Re-emergence of Estate Tax in 2011

Anyone whose estate is valued at more than $1m might wishfully contemplate dying this year. That is if they intend to leave property to their heirs. Because on 1 January 2011, the federal estate tax is scheduled to re-emerge with a vengeance and impose a 55% levy.

From 2001 – 2009, an increasingly valuable exclusion amount rose from $675,000 and a maximum tax rate of 55% to $3.5m and 45%. In 2010 the estate tax was repealed. Next year it may be adjusted to a $1m exemption amount and 55% top rate if Congress does nothing.

So beginning next year, families whose property values and retirement plans (and other assets too) have risen to over $1m will be vulnerable to the estate tax.

Meanwhile wealthy persons who died this year and so escaped the estate tax include George Steinbrenner, New York Yankees owner, whose estate has been estimated at $1.1 billion. The federal estate tax in 2009 was 45 percent, with the $3.5 million per-person exemption. If Steinbrenner had died last year, his estate could have been taxed almost $500 million. But not in 2010. Undoubtedly the beneficiaries of the estates of Lynn Redgrave, Art Linkletter, Dennis Hopper, J D Salinger, Lena Horne, Jean Simmons and other members of the rich and famous club are also comforted that Uncle Sam was not among the heirs of these decedents in 2010.
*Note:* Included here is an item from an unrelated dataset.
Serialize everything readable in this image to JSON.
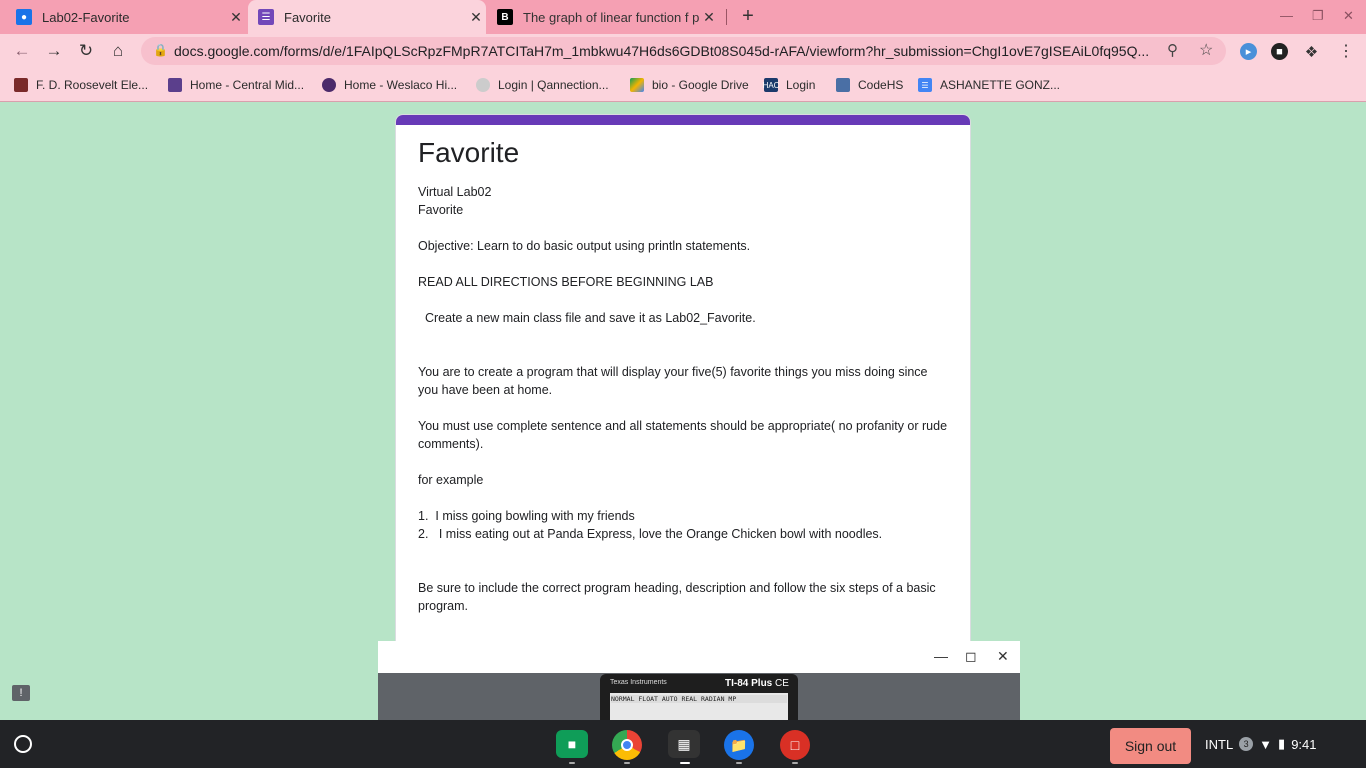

The Obama Administration would like to see the estate tax return to 2009 level. But Republicans blocked this proposal. More recently Senators Jon Kyl and Blanche Lincoln re-introduced legislation that exempts $5m from estate taxes with a 35% maximum tax rate. The problem with Congress passing a lenient bill is that the US Government needs the money. And though politicians may say little about raising taxes, privately they must surely be whispering in the quiet corridors of power: ‘show us the money!’